Perrier is delightfully vocal about her distinctive way of creating her art as it allows her to bring out lots of color and energy. In fact when you watch her create her paintings, her abounding exuberance is evident. She describes her style this way…. “When I had a brush in my hand, the instinct was to paint every detail. The finger painting has both liberated and challenged me to find a way to tell the story with color and texture…”

She begins her process by staining the canvas with several layers of color. She is quite a gifted and amusing presenter, and she becomes more animated as the presentation progresses.
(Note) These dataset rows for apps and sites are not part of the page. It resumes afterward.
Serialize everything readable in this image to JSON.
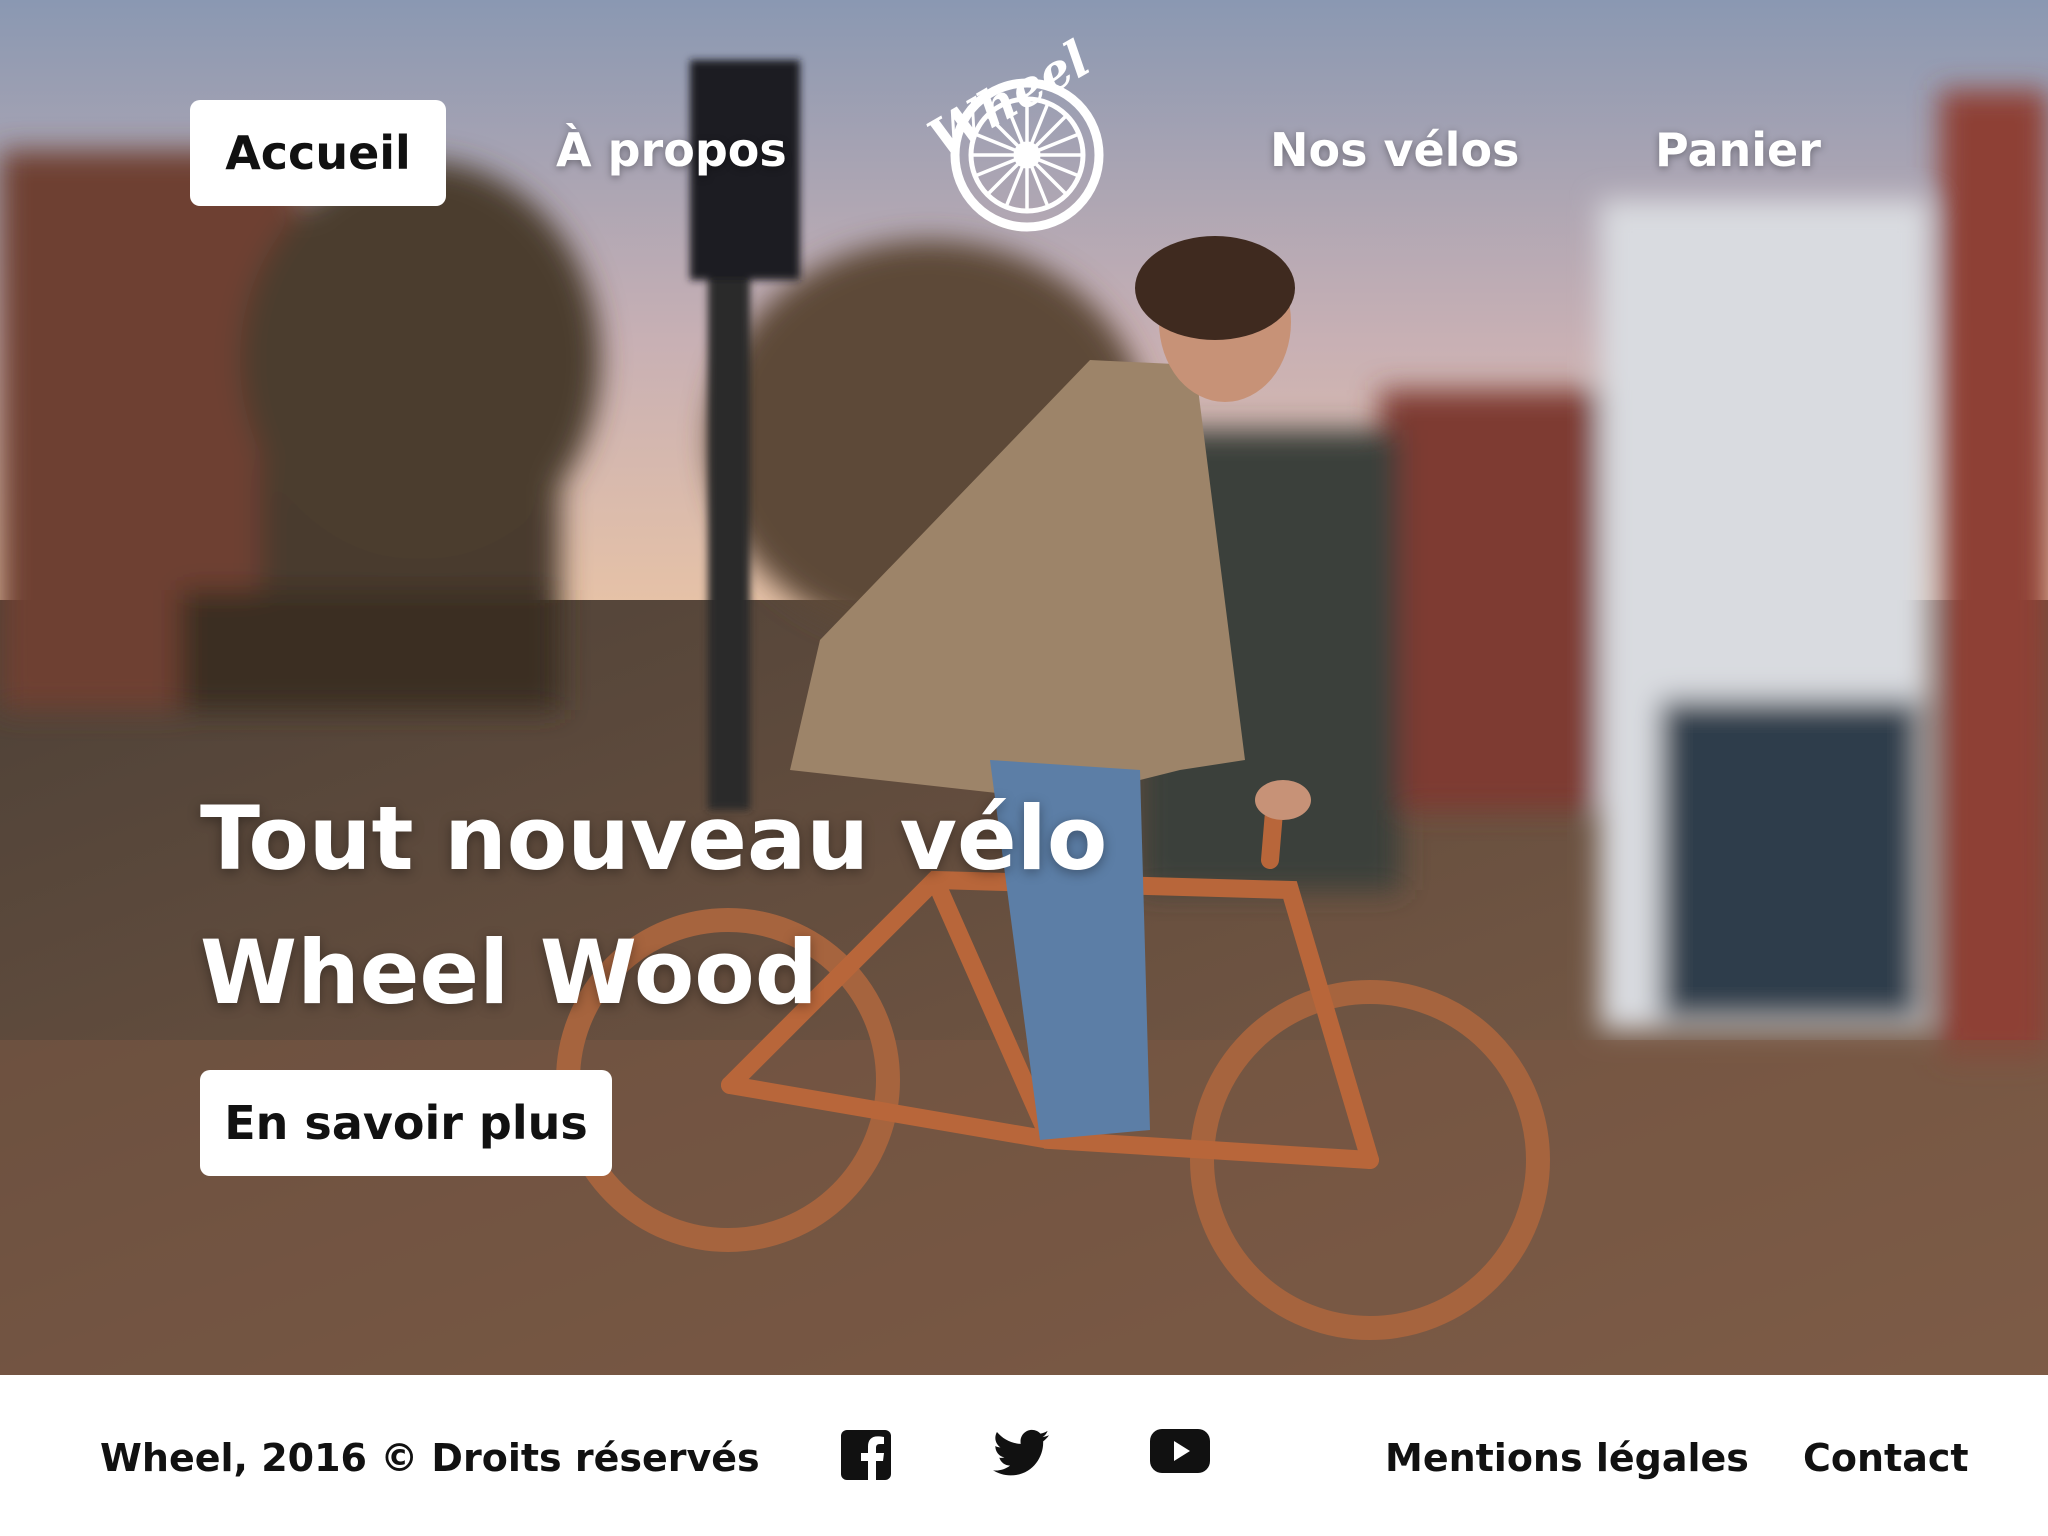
{
  "nav": {
    "home": "Accueil",
    "about": "À propos",
    "bikes": "Nos vélos",
    "cart": "Panier",
    "logo_text": "Wheel"
  },
  "hero": {
    "title_line1": "Tout nouveau vélo",
    "title_line2": "Wheel Wood",
    "cta": "En savoir plus"
  },
  "footer": {
    "copyright": "Wheel, 2016 © Droits réservés",
    "legal": "Mentions légales",
    "contact": "Contact",
    "social_icons": [
      "facebook-icon",
      "twitter-icon",
      "youtube-icon"
    ]
  },
  "colors": {
    "text_dark": "#111111",
    "button_bg": "#ffffff",
    "wood_frame": "#b8663a"
  }
}
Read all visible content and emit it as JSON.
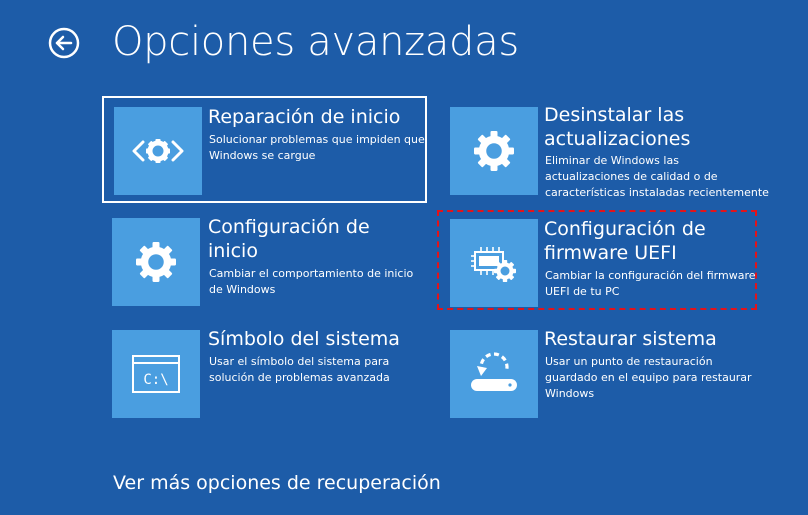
{
  "page": {
    "title": "Opciones avanzadas",
    "back_icon": "back-arrow-circle-icon",
    "more_link": "Ver más opciones de recuperación"
  },
  "colors": {
    "background": "#1d5ca8",
    "tile": "#4a9ee0",
    "text": "#ffffff",
    "selection_border": "#ffffff",
    "highlight_border": "#e3131a"
  },
  "options": [
    {
      "icon": "startup-repair-icon",
      "title_lines": [
        "Reparación de inicio"
      ],
      "desc_lines": [
        "Solucionar problemas que impiden que",
        "Windows se cargue"
      ],
      "state": "selected"
    },
    {
      "icon": "gear-icon",
      "title_lines": [
        "Desinstalar las",
        "actualizaciones"
      ],
      "desc_lines": [
        "Eliminar de Windows las",
        "actualizaciones de calidad o de",
        "características instaladas recientemente"
      ],
      "state": "normal"
    },
    {
      "icon": "gear-icon",
      "title_lines": [
        "Configuración de",
        "inicio"
      ],
      "desc_lines": [
        "Cambiar el comportamiento de inicio",
        "de Windows"
      ],
      "state": "normal"
    },
    {
      "icon": "firmware-chip-gear-icon",
      "title_lines": [
        "Configuración de",
        "firmware UEFI"
      ],
      "desc_lines": [
        "Cambiar la configuración del firmware",
        "UEFI de tu PC"
      ],
      "state": "highlighted"
    },
    {
      "icon": "command-prompt-icon",
      "title_lines": [
        "Símbolo del sistema"
      ],
      "desc_lines": [
        "Usar el símbolo del sistema para",
        "solución de problemas avanzada"
      ],
      "state": "normal"
    },
    {
      "icon": "system-restore-icon",
      "title_lines": [
        "Restaurar sistema"
      ],
      "desc_lines": [
        "Usar un punto de restauración",
        "guardado en el equipo para restaurar",
        "Windows"
      ],
      "state": "normal"
    }
  ],
  "command_prompt_icon_text": "C:\\"
}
Then comes the fun part, as she starts to finger paint more and more layers of color on her surface, as her fingers begin to dance across the canvas.  In what seems like magic, forms begin to appear from what a few minutes before seemed to be shapeless blobs of paint. She says that she begins with an idea in mind, but like all experienced  artists, she says that she is “prepared to go in the direction my applications are taking me.”

The Art League is composed of members of many media and skill sets. It allows for exchange of ideas and finding out about exhibition opportunities and sources for supplies. The Art League of Henderson County, NC, is open to all who are interested in fine art. The organization meets monthly on the second Sunday of each month (3rd Sunday in May), at Opportunity House, 1411 Asheville Highway, Hendersonville, NC. (There is ample on-site parking which is handicapped accessible.) The social time begins at 1:30pm, with a short business meeting beginning at 2pm. An art related presentation then follows until 4pm. Guests are welcome.

For further info e-mail to (sharoncarlyle@beverly-hanks.com) or call 828/551-1478.